Assigned task:
Each entry, in full: reproduce it exactly.
Segment Start: Task material
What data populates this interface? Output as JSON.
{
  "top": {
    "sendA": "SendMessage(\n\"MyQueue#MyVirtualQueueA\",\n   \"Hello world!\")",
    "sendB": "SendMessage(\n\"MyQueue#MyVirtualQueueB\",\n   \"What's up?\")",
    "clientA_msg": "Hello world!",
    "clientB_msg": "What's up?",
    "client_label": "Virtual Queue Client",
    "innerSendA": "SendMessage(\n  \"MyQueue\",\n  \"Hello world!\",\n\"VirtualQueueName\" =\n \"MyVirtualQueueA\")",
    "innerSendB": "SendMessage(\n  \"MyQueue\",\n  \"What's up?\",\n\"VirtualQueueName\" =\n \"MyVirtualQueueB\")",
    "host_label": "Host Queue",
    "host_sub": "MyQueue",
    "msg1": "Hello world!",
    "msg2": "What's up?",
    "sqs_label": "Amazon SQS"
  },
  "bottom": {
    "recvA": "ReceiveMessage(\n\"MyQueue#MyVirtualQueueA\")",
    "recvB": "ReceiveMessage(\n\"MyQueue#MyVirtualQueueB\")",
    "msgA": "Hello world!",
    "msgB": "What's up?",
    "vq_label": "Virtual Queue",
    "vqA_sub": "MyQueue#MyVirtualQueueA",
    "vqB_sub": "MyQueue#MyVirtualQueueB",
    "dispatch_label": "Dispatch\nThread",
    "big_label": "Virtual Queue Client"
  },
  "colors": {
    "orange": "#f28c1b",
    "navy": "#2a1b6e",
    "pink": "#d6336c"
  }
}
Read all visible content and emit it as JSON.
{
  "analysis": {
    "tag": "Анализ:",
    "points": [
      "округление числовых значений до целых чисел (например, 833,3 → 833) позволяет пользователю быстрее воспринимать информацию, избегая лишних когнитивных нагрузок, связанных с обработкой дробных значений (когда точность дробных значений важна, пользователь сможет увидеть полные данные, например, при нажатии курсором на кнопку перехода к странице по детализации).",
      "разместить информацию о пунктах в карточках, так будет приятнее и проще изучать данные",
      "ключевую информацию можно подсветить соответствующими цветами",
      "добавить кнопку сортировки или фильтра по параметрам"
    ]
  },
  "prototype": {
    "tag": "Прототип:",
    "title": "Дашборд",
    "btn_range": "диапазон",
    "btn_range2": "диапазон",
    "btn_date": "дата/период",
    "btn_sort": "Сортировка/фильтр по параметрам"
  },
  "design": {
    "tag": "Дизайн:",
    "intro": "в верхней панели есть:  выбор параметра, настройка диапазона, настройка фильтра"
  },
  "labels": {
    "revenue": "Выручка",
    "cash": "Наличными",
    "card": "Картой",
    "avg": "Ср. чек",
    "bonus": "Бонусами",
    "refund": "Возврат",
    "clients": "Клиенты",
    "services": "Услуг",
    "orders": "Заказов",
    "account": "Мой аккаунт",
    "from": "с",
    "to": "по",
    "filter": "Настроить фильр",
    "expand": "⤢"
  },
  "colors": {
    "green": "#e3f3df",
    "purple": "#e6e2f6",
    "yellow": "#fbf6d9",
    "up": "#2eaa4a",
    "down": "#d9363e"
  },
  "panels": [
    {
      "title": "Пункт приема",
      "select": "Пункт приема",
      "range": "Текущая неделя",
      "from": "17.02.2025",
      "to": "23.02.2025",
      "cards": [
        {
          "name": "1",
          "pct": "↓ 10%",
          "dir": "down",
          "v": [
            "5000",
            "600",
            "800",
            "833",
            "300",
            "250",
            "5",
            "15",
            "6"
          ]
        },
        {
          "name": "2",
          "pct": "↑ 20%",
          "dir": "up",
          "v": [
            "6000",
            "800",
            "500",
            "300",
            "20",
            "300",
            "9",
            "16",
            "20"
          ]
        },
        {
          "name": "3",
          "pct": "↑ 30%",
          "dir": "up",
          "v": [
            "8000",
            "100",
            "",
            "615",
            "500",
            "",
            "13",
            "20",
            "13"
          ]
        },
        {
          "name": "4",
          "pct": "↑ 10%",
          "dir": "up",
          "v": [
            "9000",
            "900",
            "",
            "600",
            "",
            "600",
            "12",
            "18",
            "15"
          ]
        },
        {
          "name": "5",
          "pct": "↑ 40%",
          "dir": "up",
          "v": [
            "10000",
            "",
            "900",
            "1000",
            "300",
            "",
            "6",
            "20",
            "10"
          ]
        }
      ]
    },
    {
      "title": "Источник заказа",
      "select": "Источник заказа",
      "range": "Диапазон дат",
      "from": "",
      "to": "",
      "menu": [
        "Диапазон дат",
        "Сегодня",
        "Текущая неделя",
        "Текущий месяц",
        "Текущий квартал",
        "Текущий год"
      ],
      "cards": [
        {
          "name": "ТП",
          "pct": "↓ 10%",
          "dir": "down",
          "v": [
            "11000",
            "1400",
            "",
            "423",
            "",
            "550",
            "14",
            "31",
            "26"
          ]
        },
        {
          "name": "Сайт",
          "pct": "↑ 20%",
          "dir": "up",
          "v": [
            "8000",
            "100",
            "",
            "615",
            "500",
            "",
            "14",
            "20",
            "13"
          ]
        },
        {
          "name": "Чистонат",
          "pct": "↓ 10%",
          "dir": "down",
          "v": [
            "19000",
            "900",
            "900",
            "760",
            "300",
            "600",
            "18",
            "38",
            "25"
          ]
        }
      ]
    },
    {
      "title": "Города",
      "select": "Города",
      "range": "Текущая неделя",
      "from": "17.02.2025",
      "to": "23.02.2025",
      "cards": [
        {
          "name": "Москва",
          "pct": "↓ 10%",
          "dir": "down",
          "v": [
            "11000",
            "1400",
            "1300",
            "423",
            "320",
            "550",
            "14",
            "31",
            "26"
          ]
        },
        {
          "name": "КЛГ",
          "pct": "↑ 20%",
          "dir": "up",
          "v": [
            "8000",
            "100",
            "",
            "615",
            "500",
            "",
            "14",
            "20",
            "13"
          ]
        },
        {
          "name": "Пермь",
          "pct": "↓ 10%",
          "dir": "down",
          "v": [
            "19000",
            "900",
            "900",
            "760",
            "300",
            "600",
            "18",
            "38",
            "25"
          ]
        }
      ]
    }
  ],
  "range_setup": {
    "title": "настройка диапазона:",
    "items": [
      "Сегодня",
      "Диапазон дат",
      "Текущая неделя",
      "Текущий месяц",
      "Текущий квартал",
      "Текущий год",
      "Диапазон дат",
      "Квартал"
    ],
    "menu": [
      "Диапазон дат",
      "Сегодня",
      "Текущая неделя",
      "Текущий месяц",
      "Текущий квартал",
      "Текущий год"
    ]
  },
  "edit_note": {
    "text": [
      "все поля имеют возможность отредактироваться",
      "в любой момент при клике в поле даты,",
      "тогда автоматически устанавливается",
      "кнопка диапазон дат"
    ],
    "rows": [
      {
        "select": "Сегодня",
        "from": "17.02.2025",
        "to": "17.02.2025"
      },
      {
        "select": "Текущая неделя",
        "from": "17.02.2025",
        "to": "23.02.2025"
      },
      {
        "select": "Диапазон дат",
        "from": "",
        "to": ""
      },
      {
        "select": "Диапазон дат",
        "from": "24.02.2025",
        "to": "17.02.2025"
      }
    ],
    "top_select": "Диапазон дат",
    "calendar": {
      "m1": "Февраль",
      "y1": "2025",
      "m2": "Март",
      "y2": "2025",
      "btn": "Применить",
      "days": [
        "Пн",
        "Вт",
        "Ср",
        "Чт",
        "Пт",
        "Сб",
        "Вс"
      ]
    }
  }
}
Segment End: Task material
Problem solution:
What data populates this interface? Output as JSON.
{
  "top": {
    "sendA": "SendMessage(\n\"MyQueue#MyVirtualQueueA\",\n   \"Hello world!\")",
    "sendB": "SendMessage(\n\"MyQueue#MyVirtualQueueB\",\n   \"What's up?\")",
    "clientA_msg": "Hello world!",
    "clientB_msg": "What's up?",
    "client_label": "Virtual Queue Client",
    "innerSendA": "SendMessage(\n  \"MyQueue\",\n  \"Hello world!\",\n\"VirtualQueueName\" =\n \"MyVirtualQueueA\")",
    "innerSendB": "SendMessage(\n  \"MyQueue\",\n  \"What's up?\",\n\"VirtualQueueName\" =\n \"MyVirtualQueueB\")",
    "host_label": "Host Queue",
    "host_sub": "MyQueue",
    "msg1": "Hello world!",
    "msg2": "What's up?",
    "sqs_label": "Amazon SQS"
  },
  "bottom": {
    "recvA": "ReceiveMessage(\n\"MyQueue#MyVirtualQueueA\")",
    "recvB": "ReceiveMessage(\n\"MyQueue#MyVirtualQueueB\")",
    "msgA": "Hello world!",
    "msgB": "What's up?",
    "vq_label": "Virtual Queue",
    "vqA_sub": "MyQueue#MyVirtualQueueA",
    "vqB_sub": "MyQueue#MyVirtualQueueB",
    "dispatch_label": "Dispatch\nThread",
    "big_label": "Virtual Queue Client"
  },
  "colors": {
    "orange": "#f28c1b",
    "navy": "#2a1b6e",
    "pink": "#d6336c"
  }
}
Read all visible content and emit it as JSON.
{
  "analysis": {
    "tag": "Анализ:",
    "points": [
      "округление числовых значений до целых чисел (например, 833,3 → 833) позволяет пользователю быстрее воспринимать информацию, избегая лишних когнитивных нагрузок, связанных с обработкой дробных значений (когда точность дробных значений важна, пользователь сможет увидеть полные данные, например, при нажатии курсором на кнопку перехода к странице по детализации).",
      "разместить информацию о пунктах в карточках, так будет приятнее и проще изучать данные",
      "ключевую информацию можно подсветить соответствующими цветами",
      "добавить кнопку сортировки или фильтра по параметрам"
    ]
  },
  "prototype": {
    "tag": "Прототип:",
    "title": "Дашборд",
    "btn_range": "диапазон",
    "btn_range2": "диапазон",
    "btn_date": "дата/период",
    "btn_sort": "Сортировка/фильтр по параметрам"
  },
  "design": {
    "tag": "Дизайн:",
    "intro": "в верхней панели есть:  выбор параметра, настройка диапазона, настройка фильтра"
  },
  "labels": {
    "revenue": "Выручка",
    "cash": "Наличными",
    "card": "Картой",
    "avg": "Ср. чек",
    "bonus": "Бонусами",
    "refund": "Возврат",
    "clients": "Клиенты",
    "services": "Услуг",
    "orders": "Заказов",
    "account": "Мой аккаунт",
    "from": "с",
    "to": "по",
    "filter": "Настроить фильр",
    "expand": "⤢"
  },
  "colors": {
    "green": "#e3f3df",
    "purple": "#e6e2f6",
    "yellow": "#fbf6d9",
    "up": "#2eaa4a",
    "down": "#d9363e"
  },
  "panels": [
    {
      "title": "Пункт приема",
      "select": "Пункт приема",
      "range": "Текущая неделя",
      "from": "17.02.2025",
      "to": "23.02.2025",
      "cards": [
        {
          "name": "1",
          "pct": "↓ 10%",
          "dir": "down",
          "v": [
            "5000",
            "600",
            "800",
            "833",
            "300",
            "250",
            "5",
            "15",
            "6"
          ]
        },
        {
          "name": "2",
          "pct": "↑ 20%",
          "dir": "up",
          "v": [
            "6000",
            "800",
            "500",
            "300",
            "20",
            "300",
            "9",
            "16",
            "20"
          ]
        },
        {
          "name": "3",
          "pct": "↑ 30%",
          "dir": "up",
          "v": [
            "8000",
            "100",
            "",
            "615",
            "500",
            "",
            "13",
            "20",
            "13"
          ]
        },
        {
          "name": "4",
          "pct": "↑ 10%",
          "dir": "up",
          "v": [
            "9000",
            "900",
            "",
            "600",
            "",
            "600",
            "12",
            "18",
            "15"
          ]
        },
        {
          "name": "5",
          "pct": "↑ 40%",
          "dir": "up",
          "v": [
            "10000",
            "",
            "900",
            "1000",
            "300",
            "",
            "6",
            "20",
            "10"
          ]
        }
      ]
    },
    {
      "title": "Источник заказа",
      "select": "Источник заказа",
      "range": "Диапазон дат",
      "from": "",
      "to": "",
      "menu": [
        "Диапазон дат",
        "Сегодня",
        "Текущая неделя",
        "Текущий месяц",
        "Текущий квартал",
        "Текущий год"
      ],
      "cards": [
        {
          "name": "ТП",
          "pct": "↓ 10%",
          "dir": "down",
          "v": [
            "11000",
            "1400",
            "",
            "423",
            "",
            "550",
            "14",
            "31",
            "26"
          ]
        },
        {
          "name": "Сайт",
          "pct": "↑ 20%",
          "dir": "up",
          "v": [
            "8000",
            "100",
            "",
            "615",
            "500",
            "",
            "14",
            "20",
            "13"
          ]
        },
        {
          "name": "Чистонат",
          "pct": "↓ 10%",
          "dir": "down",
          "v": [
            "19000",
            "900",
            "900",
            "760",
            "300",
            "600",
            "18",
            "38",
            "25"
          ]
        }
      ]
    },
    {
      "title": "Города",
      "select": "Города",
      "range": "Текущая неделя",
      "from": "17.02.2025",
      "to": "23.02.2025",
      "cards": [
        {
          "name": "Москва",
          "pct": "↓ 10%",
          "dir": "down",
          "v": [
            "11000",
            "1400",
            "1300",
            "423",
            "320",
            "550",
            "14",
            "31",
            "26"
          ]
        },
        {
          "name": "КЛГ",
          "pct": "↑ 20%",
          "dir": "up",
          "v": [
            "8000",
            "100",
            "",
            "615",
            "500",
            "",
            "14",
            "20",
            "13"
          ]
        },
        {
          "name": "Пермь",
          "pct": "↓ 10%",
          "dir": "down",
          "v": [
            "19000",
            "900",
            "900",
            "760",
            "300",
            "600",
            "18",
            "38",
            "25"
          ]
        }
      ]
    }
  ],
  "range_setup": {
    "title": "настройка диапазона:",
    "items": [
      "Сегодня",
      "Диапазон дат",
      "Текущая неделя",
      "Текущий месяц",
      "Текущий квартал",
      "Текущий год",
      "Диапазон дат",
      "Квартал"
    ],
    "menu": [
      "Диапазон дат",
      "Сегодня",
      "Текущая неделя",
      "Текущий месяц",
      "Текущий квартал",
      "Текущий год"
    ]
  },
  "edit_note": {
    "text": [
      "все поля имеют возможность отредактироваться",
      "в любой момент при клике в поле даты,",
      "тогда автоматически устанавливается",
      "кнопка диапазон дат"
    ],
    "rows": [
      {
        "select": "Сегодня",
        "from": "17.02.2025",
        "to": "17.02.2025"
      },
      {
        "select": "Текущая неделя",
        "from": "17.02.2025",
        "to": "23.02.2025"
      },
      {
        "select": "Диапазон дат",
        "from": "",
        "to": ""
      },
      {
        "select": "Диапазон дат",
        "from": "24.02.2025",
        "to": "17.02.2025"
      }
    ],
    "top_select": "Диапазон дат",
    "calendar": {
      "m1": "Февраль",
      "y1": "2025",
      "m2": "Март",
      "y2": "2025",
      "btn": "Применить",
      "days": [
        "Пн",
        "Вт",
        "Ср",
        "Чт",
        "Пт",
        "Сб",
        "Вс"
      ]
    }
  }
}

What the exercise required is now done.